Target: Macrophages that limit repair and regeneration
Goal: Improve regeneration in chronic SCI
Chronic spinal cord injury (SCI) is hallmarked by persistent functional deficits and an emergence of molecules that inhibit growth and regeneration. These growth inhibitors are maintained permanently in chronic SCI and are considered barriers to treatment strategies aimed at restoring function through nervous system regeneration and plasticity.
Many inhibitory molecules that arise after SCI emerge due to inflammation occurring in the acutely injured environment. Macrophages are an immune cell that enter into acutely injured spinal cords, orchestrate the production of growth inhibitors, and persist in the lesion permanently. This project seeks to determine if macrophages persisting within chronic lesions limit repair and regeneration.
The researchers will be utilizing methods to deplete macrophages from chronically injured spinal cords to determine if their continued presence is causal to a sustained growth inhibitory environment.
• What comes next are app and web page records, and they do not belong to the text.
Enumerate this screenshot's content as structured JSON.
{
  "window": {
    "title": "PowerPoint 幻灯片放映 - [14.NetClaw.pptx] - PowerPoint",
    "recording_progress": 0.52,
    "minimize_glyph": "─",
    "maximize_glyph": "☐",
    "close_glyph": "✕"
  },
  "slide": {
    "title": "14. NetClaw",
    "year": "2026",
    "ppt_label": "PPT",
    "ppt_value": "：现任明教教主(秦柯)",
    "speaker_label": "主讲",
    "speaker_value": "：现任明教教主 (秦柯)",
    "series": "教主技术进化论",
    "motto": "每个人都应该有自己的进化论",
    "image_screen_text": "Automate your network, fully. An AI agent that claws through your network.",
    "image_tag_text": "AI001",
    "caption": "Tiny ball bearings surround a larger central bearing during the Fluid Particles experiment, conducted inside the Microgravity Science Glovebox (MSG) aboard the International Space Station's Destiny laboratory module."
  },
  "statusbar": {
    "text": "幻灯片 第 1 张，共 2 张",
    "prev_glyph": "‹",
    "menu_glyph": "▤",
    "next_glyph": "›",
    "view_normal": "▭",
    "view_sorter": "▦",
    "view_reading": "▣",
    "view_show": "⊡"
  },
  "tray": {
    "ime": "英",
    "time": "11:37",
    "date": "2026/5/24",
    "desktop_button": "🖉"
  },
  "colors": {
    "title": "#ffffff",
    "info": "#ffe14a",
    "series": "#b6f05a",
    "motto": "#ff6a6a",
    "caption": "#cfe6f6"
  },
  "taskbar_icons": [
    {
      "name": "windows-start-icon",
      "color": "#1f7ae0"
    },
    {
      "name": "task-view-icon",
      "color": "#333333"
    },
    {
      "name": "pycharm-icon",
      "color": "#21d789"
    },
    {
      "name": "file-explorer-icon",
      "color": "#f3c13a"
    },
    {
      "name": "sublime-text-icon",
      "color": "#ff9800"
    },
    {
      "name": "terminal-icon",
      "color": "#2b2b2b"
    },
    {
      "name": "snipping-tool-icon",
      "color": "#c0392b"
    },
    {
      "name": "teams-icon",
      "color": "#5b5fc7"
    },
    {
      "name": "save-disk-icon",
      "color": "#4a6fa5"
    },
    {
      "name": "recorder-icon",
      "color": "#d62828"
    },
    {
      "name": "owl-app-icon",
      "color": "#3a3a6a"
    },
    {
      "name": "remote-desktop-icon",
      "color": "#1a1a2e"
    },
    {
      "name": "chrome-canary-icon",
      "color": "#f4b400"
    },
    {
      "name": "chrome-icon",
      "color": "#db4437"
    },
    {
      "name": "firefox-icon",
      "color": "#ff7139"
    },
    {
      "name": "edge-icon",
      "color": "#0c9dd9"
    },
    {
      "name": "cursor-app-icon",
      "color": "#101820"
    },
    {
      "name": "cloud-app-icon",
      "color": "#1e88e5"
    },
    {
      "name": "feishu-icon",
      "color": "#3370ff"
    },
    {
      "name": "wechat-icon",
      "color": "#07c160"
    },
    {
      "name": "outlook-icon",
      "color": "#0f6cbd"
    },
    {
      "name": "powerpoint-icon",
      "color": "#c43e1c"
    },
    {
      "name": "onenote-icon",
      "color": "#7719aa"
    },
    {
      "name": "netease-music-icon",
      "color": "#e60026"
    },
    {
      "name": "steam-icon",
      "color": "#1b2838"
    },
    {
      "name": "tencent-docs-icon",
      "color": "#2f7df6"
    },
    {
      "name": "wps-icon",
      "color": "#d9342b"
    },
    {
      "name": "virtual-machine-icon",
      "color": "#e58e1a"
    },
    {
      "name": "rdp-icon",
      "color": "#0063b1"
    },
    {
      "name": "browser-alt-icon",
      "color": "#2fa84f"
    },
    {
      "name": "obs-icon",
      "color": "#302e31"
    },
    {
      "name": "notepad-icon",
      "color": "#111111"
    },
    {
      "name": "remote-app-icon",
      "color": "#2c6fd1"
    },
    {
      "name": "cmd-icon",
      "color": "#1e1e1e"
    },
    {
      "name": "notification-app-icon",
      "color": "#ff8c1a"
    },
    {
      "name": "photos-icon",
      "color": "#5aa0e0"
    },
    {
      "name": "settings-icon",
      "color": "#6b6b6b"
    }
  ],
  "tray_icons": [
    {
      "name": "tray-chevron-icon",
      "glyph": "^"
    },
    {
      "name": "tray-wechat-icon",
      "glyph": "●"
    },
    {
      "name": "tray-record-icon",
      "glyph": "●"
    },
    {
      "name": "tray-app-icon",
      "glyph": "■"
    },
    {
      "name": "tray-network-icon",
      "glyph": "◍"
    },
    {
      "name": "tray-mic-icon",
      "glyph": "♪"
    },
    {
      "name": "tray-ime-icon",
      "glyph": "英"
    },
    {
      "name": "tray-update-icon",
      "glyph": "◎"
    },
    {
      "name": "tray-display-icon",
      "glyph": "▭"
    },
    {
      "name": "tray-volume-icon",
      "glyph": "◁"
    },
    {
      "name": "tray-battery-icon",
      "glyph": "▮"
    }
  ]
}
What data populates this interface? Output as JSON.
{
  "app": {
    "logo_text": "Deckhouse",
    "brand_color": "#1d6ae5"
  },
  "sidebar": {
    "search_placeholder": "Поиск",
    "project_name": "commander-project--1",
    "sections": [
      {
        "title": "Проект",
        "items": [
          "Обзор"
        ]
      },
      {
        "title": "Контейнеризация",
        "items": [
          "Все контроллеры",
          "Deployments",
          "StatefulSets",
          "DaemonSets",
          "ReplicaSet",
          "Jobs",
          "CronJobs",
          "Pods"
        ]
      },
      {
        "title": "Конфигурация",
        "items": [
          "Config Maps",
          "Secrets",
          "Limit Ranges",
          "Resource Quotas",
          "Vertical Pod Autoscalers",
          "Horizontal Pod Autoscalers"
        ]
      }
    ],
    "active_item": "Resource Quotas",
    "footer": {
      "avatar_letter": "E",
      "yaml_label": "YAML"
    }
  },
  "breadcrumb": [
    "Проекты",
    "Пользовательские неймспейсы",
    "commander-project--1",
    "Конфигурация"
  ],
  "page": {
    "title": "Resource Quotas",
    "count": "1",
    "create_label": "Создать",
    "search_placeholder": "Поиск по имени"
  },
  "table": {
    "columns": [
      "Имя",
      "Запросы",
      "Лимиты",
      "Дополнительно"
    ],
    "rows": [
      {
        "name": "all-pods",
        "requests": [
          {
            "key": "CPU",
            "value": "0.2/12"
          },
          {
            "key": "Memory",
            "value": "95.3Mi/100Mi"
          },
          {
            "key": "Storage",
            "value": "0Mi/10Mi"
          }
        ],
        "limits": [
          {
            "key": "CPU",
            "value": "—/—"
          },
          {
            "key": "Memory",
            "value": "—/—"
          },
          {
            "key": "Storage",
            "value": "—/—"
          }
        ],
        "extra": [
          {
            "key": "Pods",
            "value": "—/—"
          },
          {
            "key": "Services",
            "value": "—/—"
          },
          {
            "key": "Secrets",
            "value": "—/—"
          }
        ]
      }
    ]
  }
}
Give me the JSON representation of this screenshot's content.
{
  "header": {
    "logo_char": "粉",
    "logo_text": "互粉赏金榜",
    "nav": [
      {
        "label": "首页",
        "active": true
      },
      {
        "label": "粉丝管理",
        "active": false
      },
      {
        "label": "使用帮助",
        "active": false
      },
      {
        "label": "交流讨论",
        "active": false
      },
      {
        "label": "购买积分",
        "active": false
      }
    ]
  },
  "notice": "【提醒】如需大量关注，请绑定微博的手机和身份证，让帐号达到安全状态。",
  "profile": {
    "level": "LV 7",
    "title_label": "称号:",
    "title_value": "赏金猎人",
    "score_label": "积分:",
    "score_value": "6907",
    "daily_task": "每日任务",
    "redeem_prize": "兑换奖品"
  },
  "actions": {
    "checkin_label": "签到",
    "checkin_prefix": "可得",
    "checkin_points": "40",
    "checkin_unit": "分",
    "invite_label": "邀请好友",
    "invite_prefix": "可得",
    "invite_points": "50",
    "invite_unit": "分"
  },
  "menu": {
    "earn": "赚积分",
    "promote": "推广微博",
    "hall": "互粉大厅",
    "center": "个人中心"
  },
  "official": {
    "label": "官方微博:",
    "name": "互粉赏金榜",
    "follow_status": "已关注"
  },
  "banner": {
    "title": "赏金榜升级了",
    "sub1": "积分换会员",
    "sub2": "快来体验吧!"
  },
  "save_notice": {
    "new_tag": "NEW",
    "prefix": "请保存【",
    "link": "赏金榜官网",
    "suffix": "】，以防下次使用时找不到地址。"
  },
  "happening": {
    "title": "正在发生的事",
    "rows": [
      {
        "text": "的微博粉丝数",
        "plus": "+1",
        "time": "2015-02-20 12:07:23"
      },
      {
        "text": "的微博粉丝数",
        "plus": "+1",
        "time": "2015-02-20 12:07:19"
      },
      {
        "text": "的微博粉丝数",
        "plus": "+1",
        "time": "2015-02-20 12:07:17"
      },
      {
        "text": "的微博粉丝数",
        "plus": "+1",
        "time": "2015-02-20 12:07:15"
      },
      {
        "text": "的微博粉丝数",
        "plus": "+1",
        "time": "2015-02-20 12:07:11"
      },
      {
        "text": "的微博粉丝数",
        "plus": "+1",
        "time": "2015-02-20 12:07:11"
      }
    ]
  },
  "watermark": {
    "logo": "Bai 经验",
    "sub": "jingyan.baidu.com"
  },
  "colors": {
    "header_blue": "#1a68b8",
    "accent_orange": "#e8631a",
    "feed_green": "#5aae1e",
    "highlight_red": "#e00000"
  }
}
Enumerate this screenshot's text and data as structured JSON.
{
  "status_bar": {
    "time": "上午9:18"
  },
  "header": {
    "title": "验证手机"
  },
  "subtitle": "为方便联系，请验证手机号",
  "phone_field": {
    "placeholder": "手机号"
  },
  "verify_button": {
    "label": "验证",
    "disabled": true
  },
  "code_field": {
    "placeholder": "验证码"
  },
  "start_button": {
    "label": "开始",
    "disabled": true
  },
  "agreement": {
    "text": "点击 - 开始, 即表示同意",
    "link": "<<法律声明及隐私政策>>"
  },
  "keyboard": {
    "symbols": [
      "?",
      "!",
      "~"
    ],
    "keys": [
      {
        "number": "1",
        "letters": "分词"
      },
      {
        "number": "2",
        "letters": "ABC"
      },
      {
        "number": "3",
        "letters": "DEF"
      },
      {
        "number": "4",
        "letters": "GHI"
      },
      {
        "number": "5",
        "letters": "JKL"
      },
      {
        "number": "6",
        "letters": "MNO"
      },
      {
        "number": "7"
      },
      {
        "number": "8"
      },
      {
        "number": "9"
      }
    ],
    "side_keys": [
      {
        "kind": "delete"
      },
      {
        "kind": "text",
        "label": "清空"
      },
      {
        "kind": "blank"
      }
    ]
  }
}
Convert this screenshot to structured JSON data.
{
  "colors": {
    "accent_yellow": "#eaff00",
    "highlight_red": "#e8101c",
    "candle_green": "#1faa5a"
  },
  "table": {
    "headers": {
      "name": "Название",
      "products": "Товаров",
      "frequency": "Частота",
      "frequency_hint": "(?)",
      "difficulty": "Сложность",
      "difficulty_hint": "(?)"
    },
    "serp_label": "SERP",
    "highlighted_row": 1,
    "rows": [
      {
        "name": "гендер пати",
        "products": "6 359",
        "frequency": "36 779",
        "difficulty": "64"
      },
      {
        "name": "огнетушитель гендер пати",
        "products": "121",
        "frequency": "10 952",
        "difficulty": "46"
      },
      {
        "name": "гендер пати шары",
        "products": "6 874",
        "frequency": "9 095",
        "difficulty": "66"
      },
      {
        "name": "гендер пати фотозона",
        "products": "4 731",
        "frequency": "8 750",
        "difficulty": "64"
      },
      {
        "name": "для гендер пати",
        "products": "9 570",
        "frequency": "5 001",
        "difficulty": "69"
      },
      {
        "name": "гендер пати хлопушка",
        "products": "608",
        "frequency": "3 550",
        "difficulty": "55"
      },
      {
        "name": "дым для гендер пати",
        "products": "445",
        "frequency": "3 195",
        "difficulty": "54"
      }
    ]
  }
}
Next, the neuroscientists will determine if depleting macrophages can improve regenerative treatment approaches in chronic SCI. Finally, they aim to better understand the chronic SCI environment by constructing a single-cell RNA sequencing database to determine what role macrophages are exhibiting in chronic SCI. The single-cell RNA sequencing database will provide a tool for the SCI research field that can lead to more hypotheses and treatment approaches generated for the chronic SCI condition.
The neuroscientists expect their work to determine if chronic inflammation is inhibitory to axon regeneration and regenerative therapies in the chronic SCI environment. Further, they expect to develop and test more effective regenerative strategies applicable to chronic SCI.